• _Directions for this task_
Your reply should reproduce the data below without a single alteration, apart from dropping the images.
***** Records for this task *****
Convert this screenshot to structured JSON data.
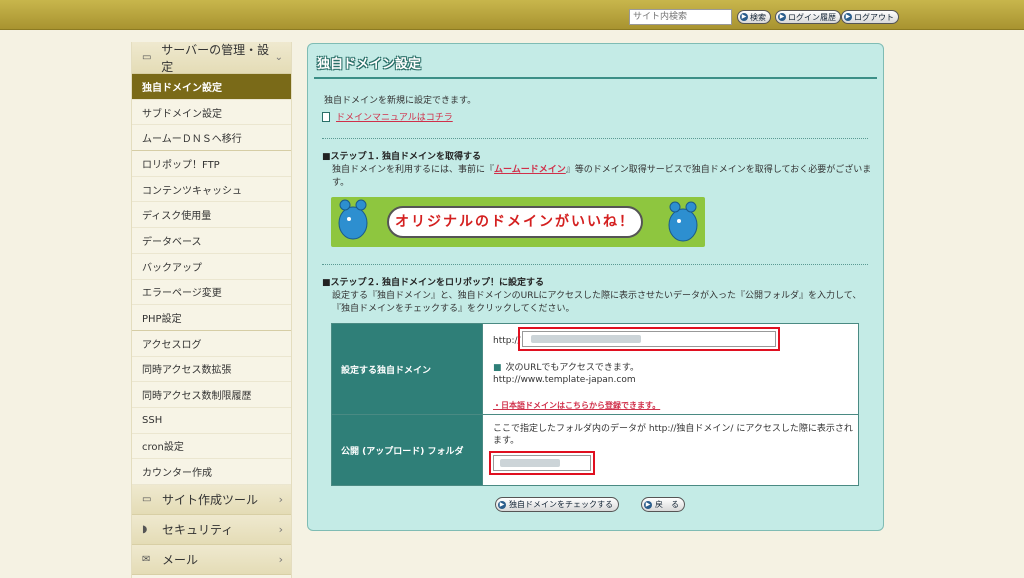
{
  "topbar": {
    "search_placeholder": "サイト内検索",
    "search_button": "検索",
    "login_history_button": "ログイン履歴",
    "logout_button": "ログアウト"
  },
  "sidebar": {
    "section_server": "サーバーの管理・設定",
    "items": [
      {
        "label": "独自ドメイン設定",
        "active": true
      },
      {
        "label": "サブドメイン設定"
      },
      {
        "label": "ムームーＤＮＳへ移行"
      },
      {
        "label": "ロリポップ！FTP"
      },
      {
        "label": "コンテンツキャッシュ"
      },
      {
        "label": "ディスク使用量"
      },
      {
        "label": "データベース"
      },
      {
        "label": "バックアップ"
      },
      {
        "label": "エラーページ変更"
      },
      {
        "label": "PHP設定"
      },
      {
        "label": "アクセスログ"
      },
      {
        "label": "同時アクセス数拡張"
      },
      {
        "label": "同時アクセス数制限履歴"
      },
      {
        "label": "SSH"
      },
      {
        "label": "cron設定"
      },
      {
        "label": "カウンター作成"
      }
    ],
    "section_site_tools": "サイト作成ツール",
    "section_security": "セキュリティ",
    "section_mail": "メール"
  },
  "main": {
    "title": "独自ドメイン設定",
    "intro": "独自ドメインを新規に設定できます。",
    "manual_link": "ドメインマニュアルはコチラ",
    "step1": {
      "heading": "■ステップ１. 独自ドメインを取得する",
      "text_before": "独自ドメインを利用するには、事前に『",
      "link": "ムームードメイン",
      "text_after": "』等のドメイン取得サービスで独自ドメインを取得しておく必要がございます。",
      "banner_text": "オリジナルのドメインがいいね！"
    },
    "step2": {
      "heading": "■ステップ２. 独自ドメインをロリポップ！に設定する",
      "text": "設定する『独自ドメイン』と、独自ドメインのURLにアクセスした際に表示させたいデータが入った『公開フォルダ』を入力して、『独自ドメインをチェックする』をクリックしてください。"
    },
    "form": {
      "domain_label": "設定する独自ドメイン",
      "http_prefix": "http://",
      "www_note": "次のURLでもアクセスできます。",
      "www_url": "http://www.template-japan.com",
      "jp_domain_link": "・日本語ドメインはこちらから登録できます。",
      "folder_label": "公開 (アップロード) フォルダ",
      "folder_text": "ここで指定したフォルダ内のデータが http://独自ドメイン/ にアクセスした際に表示されます。"
    },
    "buttons": {
      "check": "独自ドメインをチェックする",
      "back": "戻　る"
    }
  },
  "colors": {
    "topbar": "#b8a63e",
    "panel_bg": "#c4ebe6",
    "label_bg": "#2f7f78",
    "active_item": "#7a6a18",
    "highlight_frame": "#e01020"
  }
}
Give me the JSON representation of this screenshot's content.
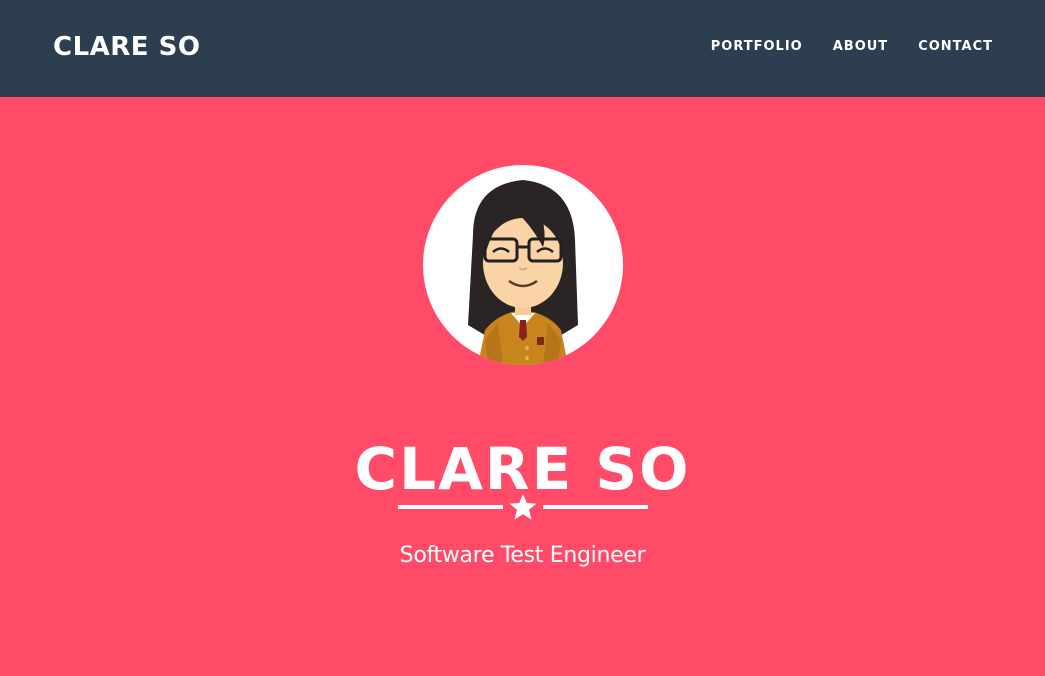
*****
• _The completed task_
Convert this screenshot to structured JSON data.
{
  "topbar": {
    "search_placeholder": "サイト内検索",
    "search_button": "検索",
    "login_history_button": "ログイン履歴",
    "logout_button": "ログアウト"
  },
  "sidebar": {
    "section_server": "サーバーの管理・設定",
    "items": [
      {
        "label": "独自ドメイン設定",
        "active": true
      },
      {
        "label": "サブドメイン設定"
      },
      {
        "label": "ムームーＤＮＳへ移行"
      },
      {
        "label": "ロリポップ！FTP"
      },
      {
        "label": "コンテンツキャッシュ"
      },
      {
        "label": "ディスク使用量"
      },
      {
        "label": "データベース"
      },
      {
        "label": "バックアップ"
      },
      {
        "label": "エラーページ変更"
      },
      {
        "label": "PHP設定"
      },
      {
        "label": "アクセスログ"
      },
      {
        "label": "同時アクセス数拡張"
      },
      {
        "label": "同時アクセス数制限履歴"
      },
      {
        "label": "SSH"
      },
      {
        "label": "cron設定"
      },
      {
        "label": "カウンター作成"
      }
    ],
    "section_site_tools": "サイト作成ツール",
    "section_security": "セキュリティ",
    "section_mail": "メール"
  },
  "main": {
    "title": "独自ドメイン設定",
    "intro": "独自ドメインを新規に設定できます。",
    "manual_link": "ドメインマニュアルはコチラ",
    "step1": {
      "heading": "■ステップ１. 独自ドメインを取得する",
      "text_before": "独自ドメインを利用するには、事前に『",
      "link": "ムームードメイン",
      "text_after": "』等のドメイン取得サービスで独自ドメインを取得しておく必要がございます。",
      "banner_text": "オリジナルのドメインがいいね！"
    },
    "step2": {
      "heading": "■ステップ２. 独自ドメインをロリポップ！に設定する",
      "text": "設定する『独自ドメイン』と、独自ドメインのURLにアクセスした際に表示させたいデータが入った『公開フォルダ』を入力して、『独自ドメインをチェックする』をクリックしてください。"
    },
    "form": {
      "domain_label": "設定する独自ドメイン",
      "http_prefix": "http://",
      "www_note": "次のURLでもアクセスできます。",
      "www_url": "http://www.template-japan.com",
      "jp_domain_link": "・日本語ドメインはこちらから登録できます。",
      "folder_label": "公開 (アップロード) フォルダ",
      "folder_text": "ここで指定したフォルダ内のデータが http://独自ドメイン/ にアクセスした際に表示されます。"
    },
    "buttons": {
      "check": "独自ドメインをチェックする",
      "back": "戻　る"
    }
  },
  "colors": {
    "topbar": "#b8a63e",
    "panel_bg": "#c4ebe6",
    "label_bg": "#2f7f78",
    "active_item": "#7a6a18",
    "highlight_frame": "#e01020"
  }
}
Give me the JSON representation of this screenshot's content.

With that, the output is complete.